A second tier entry in Eighties wave of Fifties sci-fi horror remakes, Chuck Russell’s The Blob is an affectionate tribute to the original, while making the most of a superior budget to tackle the source material’s main issue – the silly and non-threatening nature of an amorphous alien that invades a small Californian town.
The basic set up is the same. A meteorite lands in the woods near Arborville, CA, attracting the attention of an elderly bum. The space rock contains a mysterious jelly-like substance, and naturally the thing to do is poke it with a stick. Three high school stereotypes, Rebel Brian (Kevin Dillon, with motorbike and Brando-esque leather jacket), Jock Paul (Donovan Leitch) and Good Girl Megan (Shawnee Smith) discover the stricken hobo with the blob attached to his arm, and rush him to hospital.
At the hospital, the voracious nature of the Blob is revealed – it devours what’s left of the bum and also consumes Paul in a grisly scene, and the menacing muck increases in size. As with all these things, the grown ups and Sheriff’s department don’t believe the kids and are slow to react to the threat, and soon the whole town is in danger.
The special effects, while obviously influenced by John Carpenter’s The Thing earlier in the decade, are still effective and pleasingly gory. Looking like a particularly nasty, fast-growing tumour, the Blob now has the ability to melt its prey, scale walls and ceilings, suck the unwary down plugholes, and its victims can be seen floating inside it like insects trapped in amber.
Tony Gardner’s effects team really goes to town in their reimagining of the original’s famous cinema scene. Where in the original Blob, we just got cinemagoers fleeing from red jelly oozing out of the doors, here they are hunted from above in the dark, snatched into the air by the new and improved Blob’s tentacle-like protrusions.
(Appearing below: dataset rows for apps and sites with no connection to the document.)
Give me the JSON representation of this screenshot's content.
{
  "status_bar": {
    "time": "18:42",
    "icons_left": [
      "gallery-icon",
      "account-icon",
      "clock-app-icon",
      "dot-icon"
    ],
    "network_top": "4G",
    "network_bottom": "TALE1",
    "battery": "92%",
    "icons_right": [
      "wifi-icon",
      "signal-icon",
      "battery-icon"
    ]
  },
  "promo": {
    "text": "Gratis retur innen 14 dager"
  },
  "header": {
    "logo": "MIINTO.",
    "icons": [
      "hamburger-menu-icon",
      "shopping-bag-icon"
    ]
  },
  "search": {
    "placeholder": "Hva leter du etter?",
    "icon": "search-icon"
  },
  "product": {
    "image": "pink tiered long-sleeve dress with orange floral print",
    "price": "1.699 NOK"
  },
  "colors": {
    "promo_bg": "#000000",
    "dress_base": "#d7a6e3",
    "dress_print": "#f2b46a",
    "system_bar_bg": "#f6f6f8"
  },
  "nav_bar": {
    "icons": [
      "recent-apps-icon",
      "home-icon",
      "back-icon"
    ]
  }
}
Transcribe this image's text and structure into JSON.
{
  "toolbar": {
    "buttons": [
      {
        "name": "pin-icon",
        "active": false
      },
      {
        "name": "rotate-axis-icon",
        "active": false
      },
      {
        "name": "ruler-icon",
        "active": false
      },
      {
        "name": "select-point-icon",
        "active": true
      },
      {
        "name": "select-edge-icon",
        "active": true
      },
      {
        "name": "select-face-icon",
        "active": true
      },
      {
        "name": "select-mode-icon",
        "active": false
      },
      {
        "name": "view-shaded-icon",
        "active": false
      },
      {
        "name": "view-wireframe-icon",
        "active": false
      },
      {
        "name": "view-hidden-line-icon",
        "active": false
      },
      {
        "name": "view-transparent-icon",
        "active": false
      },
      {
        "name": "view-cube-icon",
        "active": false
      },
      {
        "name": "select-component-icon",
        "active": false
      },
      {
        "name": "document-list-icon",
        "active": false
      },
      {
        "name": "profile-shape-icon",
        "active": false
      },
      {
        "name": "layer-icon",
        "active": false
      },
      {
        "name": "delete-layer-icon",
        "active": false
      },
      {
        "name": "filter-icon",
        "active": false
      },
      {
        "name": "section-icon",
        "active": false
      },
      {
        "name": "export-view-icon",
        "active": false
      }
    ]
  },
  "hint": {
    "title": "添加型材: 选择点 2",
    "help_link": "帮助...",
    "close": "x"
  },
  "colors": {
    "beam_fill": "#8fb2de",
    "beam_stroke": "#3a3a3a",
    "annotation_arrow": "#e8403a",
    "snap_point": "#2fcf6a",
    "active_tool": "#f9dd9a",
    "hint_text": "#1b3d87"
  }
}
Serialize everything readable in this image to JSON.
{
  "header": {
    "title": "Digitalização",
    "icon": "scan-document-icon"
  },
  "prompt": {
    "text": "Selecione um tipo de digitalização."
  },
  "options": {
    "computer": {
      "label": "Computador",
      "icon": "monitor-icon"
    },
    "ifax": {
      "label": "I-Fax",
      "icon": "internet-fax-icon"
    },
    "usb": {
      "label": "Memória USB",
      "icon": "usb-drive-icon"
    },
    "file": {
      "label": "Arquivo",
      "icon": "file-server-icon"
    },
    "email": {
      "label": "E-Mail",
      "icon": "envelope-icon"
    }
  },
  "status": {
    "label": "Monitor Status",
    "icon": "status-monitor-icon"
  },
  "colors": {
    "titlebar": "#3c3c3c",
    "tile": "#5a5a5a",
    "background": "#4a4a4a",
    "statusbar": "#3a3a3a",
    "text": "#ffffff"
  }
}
Co-written by the the director and Frank Darabont, who would later receive an Oscar nomination for The Shawkshank Redemption, The Blob effectively sets up an Eighties version of small town Americana. While inhabiting stereotypes, the cast are likeably down to earth, which makes it more distressing as the film has no qualms about killing off sympathetic characters in a horrible manner.
The Blob follows standard procedure of making the government the real villain, with the revelation that the creature is actually a top secret weapon programme. Later, the town is quarantined and infested by military-types in bio-gear, setting up a rivetting action finale where our heroes have to deal with both the Blob and the nefarious government agents behind the project.
While the original film can be read as one of the most literal Commie-fearing manifestations of the Cold War (regular Americans absorbed by a faceless red menace), the remake fits into the Eighties preoccupation with body horror and distrust of one’s government, a hangover from the previous decade’s Watergate scandal and America’s disastrous defeat in Vietnam.
Deeper reading of The Blob isn’t really necessary, because what we have here is a solid genre entry with enough action and gloopy shock moments to satisfy fans of retro sci-fi horror. Order the pizza and get the beers in, and enjoy The Blob on a Friday night with some like-minded friends. Get absorbed!